Dataset rows describing interfaces:
--------------------------------------------------
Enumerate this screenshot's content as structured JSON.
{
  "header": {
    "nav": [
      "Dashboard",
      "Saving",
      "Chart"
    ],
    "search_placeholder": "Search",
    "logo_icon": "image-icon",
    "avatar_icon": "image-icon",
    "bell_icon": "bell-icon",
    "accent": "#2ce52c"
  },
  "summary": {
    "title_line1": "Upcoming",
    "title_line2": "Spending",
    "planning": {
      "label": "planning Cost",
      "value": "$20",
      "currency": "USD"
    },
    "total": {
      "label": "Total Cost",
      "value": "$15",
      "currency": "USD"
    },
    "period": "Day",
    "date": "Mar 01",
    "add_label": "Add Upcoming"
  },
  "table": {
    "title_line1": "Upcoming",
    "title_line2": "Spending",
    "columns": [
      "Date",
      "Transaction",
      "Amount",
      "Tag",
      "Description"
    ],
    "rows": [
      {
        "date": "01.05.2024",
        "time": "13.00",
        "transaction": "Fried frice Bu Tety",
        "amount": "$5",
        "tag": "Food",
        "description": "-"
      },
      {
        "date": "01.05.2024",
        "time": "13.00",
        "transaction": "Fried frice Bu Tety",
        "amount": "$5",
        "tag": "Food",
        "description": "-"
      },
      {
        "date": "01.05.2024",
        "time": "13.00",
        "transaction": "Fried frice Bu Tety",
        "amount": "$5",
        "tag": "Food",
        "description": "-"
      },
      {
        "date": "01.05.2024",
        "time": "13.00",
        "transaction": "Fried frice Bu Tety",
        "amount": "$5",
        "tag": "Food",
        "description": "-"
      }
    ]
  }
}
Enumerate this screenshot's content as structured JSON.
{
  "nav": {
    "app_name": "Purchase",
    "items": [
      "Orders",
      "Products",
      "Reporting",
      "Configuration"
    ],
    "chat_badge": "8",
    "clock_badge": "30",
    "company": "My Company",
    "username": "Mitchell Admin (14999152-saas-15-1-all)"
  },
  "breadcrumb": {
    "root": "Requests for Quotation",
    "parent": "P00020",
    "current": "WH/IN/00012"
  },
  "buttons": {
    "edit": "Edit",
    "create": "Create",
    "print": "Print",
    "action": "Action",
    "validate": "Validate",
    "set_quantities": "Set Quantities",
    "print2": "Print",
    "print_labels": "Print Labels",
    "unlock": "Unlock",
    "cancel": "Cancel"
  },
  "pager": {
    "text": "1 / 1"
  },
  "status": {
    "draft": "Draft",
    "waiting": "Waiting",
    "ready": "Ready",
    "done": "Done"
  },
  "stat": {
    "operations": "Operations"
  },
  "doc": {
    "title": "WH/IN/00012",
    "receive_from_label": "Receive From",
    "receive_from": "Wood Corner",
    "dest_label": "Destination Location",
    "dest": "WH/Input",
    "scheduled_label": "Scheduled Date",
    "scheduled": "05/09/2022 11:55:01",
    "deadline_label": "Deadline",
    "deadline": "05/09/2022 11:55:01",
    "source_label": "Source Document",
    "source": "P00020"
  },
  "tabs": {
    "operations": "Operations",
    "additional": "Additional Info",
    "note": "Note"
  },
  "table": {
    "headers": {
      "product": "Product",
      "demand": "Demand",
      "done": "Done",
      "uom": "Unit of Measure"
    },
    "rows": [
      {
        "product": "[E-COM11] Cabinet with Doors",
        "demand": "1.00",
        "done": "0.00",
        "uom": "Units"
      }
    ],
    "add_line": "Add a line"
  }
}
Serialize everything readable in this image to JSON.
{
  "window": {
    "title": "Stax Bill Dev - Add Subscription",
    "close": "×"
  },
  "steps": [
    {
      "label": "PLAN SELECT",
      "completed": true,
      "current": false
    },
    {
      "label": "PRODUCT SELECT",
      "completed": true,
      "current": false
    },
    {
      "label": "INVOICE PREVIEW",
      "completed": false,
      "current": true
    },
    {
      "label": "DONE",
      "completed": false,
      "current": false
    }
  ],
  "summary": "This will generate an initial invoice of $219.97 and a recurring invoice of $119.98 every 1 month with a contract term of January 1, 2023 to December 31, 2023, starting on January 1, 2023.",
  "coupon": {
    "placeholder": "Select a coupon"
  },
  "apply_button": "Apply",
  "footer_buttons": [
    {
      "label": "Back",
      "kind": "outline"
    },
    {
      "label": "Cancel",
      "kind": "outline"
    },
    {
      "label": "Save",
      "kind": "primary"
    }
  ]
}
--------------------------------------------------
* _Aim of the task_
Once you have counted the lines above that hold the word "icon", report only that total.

* _Task result_
3